A: APEX is based on a prototype antenna constructed for the ALMA project, but it was designed to operate as a single dish, and it is not planned to integrate it with ALMA. However, APEX's wide field of view will find many targets that ALMA will be able to study in great detail, so the two observatories will complement each other in the exploration of the millimetre and submillimetre Universe.
A: Yes, although this radiation may not be visible to human eyes, we can image the Universe using radiation with wavelengths far beyond those of visible light. For example, the Large APEX Bolometer Camera LABOCA, is an invaluable tool for imaging the submillimetre-wavelength Universe. LABOCA uses an array of extremely sensitive “thermometers” known as bolometers to detect submillimetre light. With almost 300 pixels, it is the largest such camera in the world. In order to be able to detect the tiny temperature changes caused by the faint submillimetre radiation, each of these thermometers is cooled to less than 0.3 degrees above absolute zero — a frigid minus 272.85 degrees Celsius.
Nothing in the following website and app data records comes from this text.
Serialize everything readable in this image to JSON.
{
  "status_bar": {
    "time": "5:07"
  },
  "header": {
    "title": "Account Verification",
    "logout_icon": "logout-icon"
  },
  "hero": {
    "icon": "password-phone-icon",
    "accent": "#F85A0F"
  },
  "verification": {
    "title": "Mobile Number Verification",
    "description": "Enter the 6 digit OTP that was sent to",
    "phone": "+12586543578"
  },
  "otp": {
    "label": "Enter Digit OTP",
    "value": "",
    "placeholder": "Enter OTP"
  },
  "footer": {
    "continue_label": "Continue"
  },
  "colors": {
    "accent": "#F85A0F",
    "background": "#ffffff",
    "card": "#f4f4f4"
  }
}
A: The VLT and ALMA are the most powerful telescopes in the world of their kinds. As they observe the Universe at different wavelengths, they are in fact complementary. The Earth's atmosphere is much less transparent to the millimetre and submillimetre radiation observed by ALMA than to visible light. Since water vapour strongly absorbs these wavelengths, it is critical for ALMA to be located in a very high and dry place. These requirements are perfectly met on the Chajnantor plateau, at an elevation of 5000 metres in the Chilean Andes.
A: Energy production is one of the most difficult parts when setting up a remote operation away from the electrical grid. At Paranal, and at ALMA, the electrical power is produced on site by using multi-fuel turbines, which are more efficient than traditional diesel generators and can use "cleaner" fuels such as LPG (liquefied petroleum gas) and natural gas. The generators work in "island mode”, i.e. not connected to a grid. However, due to new opportunities in the energy markets, including Chile, the choice for the E-ELT might include options for the use of renewable energy. In addition, the ALMA power distribution system has been designed to be ready for connection to a renewable energy plant.
A: In the planning phases of the observatories, both solar and wind power generation were considered. However, it turned out that the costs of this would have been too great. With solar power, for example, the system to store the energy collected during the day for use at night would have been extremely expensive. Finally, as these power sources are not guaranteed to be constantly available, a traditional generator system on site would have been necessary for backup as well. However, as the available technology (and its associated cost) develops, there may be interesting options for the usage of renewable energy in the future.
A: ESO share in ALMA construction cost is 37.5%.
A: ESO's major contributions to the ALMA project include:
- 25 of ALMA’s 12-meter dish antennas
- The ALMA Antenna Transporters (Otto and Lore)
- Antenna Water Vapor Radiometers
- Roads from the entrance gate to the Operation Support Facility (OSF), and from the OSF to the Array Operation Site (AOS)
- The OSF Technical Building
- The OSF Technical Building
- The permanent power supply (turbine generators)
- The ALMA Residencia (visitor living quarters, under development)
- Band 7 receiver cartridges
- Band 9 receiver cartridges
- Front End Power Supplies
- Front End Cryostats
- Front End integration
- Back End components and Optical-Digital Transmission System • Tunable Filter Bank Cards for the 64-Antenna Correlator
- AOS Antenna Pads and Interfaces
- Support for European ALMA users via 7 European ALMA Regional Center nodes